Social Networking Site Provides Glimpse Into Global Community

10/19/2008 05:12 am ET | Updated May 25, 2011

Usually it is difficult to find out what people in other countries think about the United States. We hear from the foreign media and politicians but not from the man on the street. Through the internet, however, we can now contact ordinary people in other countries. Almost every day, I chat or e-mail with at least a dozen people in foreign countries using Livemocha, a social-networking site with a special twist: helping people learn a new language by communicating with native speakers. I thought that, by interviewing some of my contacts on Livemocha, I could gain some insight into how we Americans look from the outside.

People who responded came from a variety of countries: two from China, two from Brazil, and one from Vietnam, Morocco, Syria, France, Spain, Mexico, Uruguay, Colombia, Argentina, and Peru.

I interviewed some people by chatting or talking on-line. To the remainder I sent a questionnaire, which included a comprehensive list of the policy positions of John McCain and Barack Obama taken from the Daily Telegraph.

Responses were diverse. However, common themes were the powerfulness and wealth of the U.S. Many stressed their desire for a peaceful world, and several wanted a world with a fair distribution of wealth. The majority said they would vote for Obama (primarily because he had been against the war in Iraq), four were not willing to choose, and one supported McCain. When asked about their opinion of the U. S., people stressed the power of the United States, its military strength, its wealth, its high standard of living, and the freedom from terrorist attacks since 9/11:

"Many people in China say America is the world police; it manages all world issues." (China)

"The U.S. has good education and good medical care. Americans enjoy every minute." (China)

"Americans earn a salary that allows them to buy a house and a car and to live a decent life." (Mexico)

"America, like my country, is stable and safe from terrorism. We only see violence on the TV news." (Syria)

One person compared our government to theirs: "Your government is better than ours: more rights. We have a lot of corruption. I get to vote, but it doesn't mean anything." (Vietnam)

Other views of the US were less positive:
"I don´t understand how people can live together in the most powerful country in the world, and there are still many poor." (Spain)

"It is a country that achieved greatness but doesn't know where to go next." (France)

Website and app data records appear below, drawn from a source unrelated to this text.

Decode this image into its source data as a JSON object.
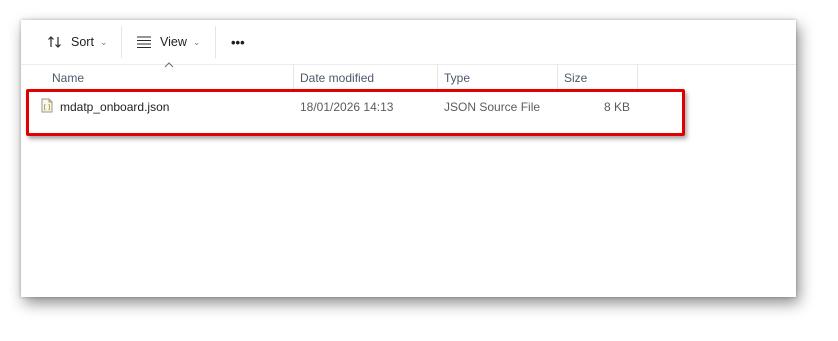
{
  "toolbar": {
    "sort_label": "Sort",
    "view_label": "View",
    "more_label": "•••"
  },
  "columns": {
    "name": "Name",
    "date_modified": "Date modified",
    "type": "Type",
    "size": "Size"
  },
  "files": [
    {
      "name": "mdatp_onboard.json",
      "date_modified": "18/01/2026 14:13",
      "type": "JSON Source File",
      "size": "8 KB",
      "icon": "json-file-icon"
    }
  ],
  "colors": {
    "highlight": "#e00000",
    "header_text": "#4c5a6e"
  }
}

"Bush is the worst terrorist in the world, because of the war he has created in the middle east, from which the defense industry is profiting, while the American economy is damaged because of the money spent to finance the war. When I think of America the words that come to mind are arrogance and economic tyranny." (Brazil}

"Politics in the U.S. is the same as in Arabic countries. It is all for business. For business we do some things that are against humanity. The politics of the U.S. has changed. Now the American people are against the Muslim people. " (Morocco)

Many of the people who favored Obama had one explanation: his opposition to the war in Iraq.

Others added more reasons: "I like him as a person, and for how he treats other people." (Mexico)

"Obama sees the U.S. more as a large country than a powerful country. He wants to govern for all." (Brazil)

"I would vote for Obama, especially since McCain chose his running mate, Sarah Palin. In my opinion, Palin shows a complete lack of political vision. Having strong orthodox judeo-christian values does not automatically make someone a good leader, as some politicians would like America to believe." (France)

The man who favored McCain believed he would preserve, and perhaps improve, America's power: "I would vote for John McCain because the future government of the U.S. must maintain and expand its national strength so it can deal with threats and challenges before they damage its people or its interests." (Peru)

In these interviews, the United States is still seen as a superpower, a world leader. Some of its policies, however, are viewed as short-sighted or too aggressive. The war in Iraq was almost universally condemned.

This week OffTheBus is publishing a variety of stories that cover the presidential election from an international perspective.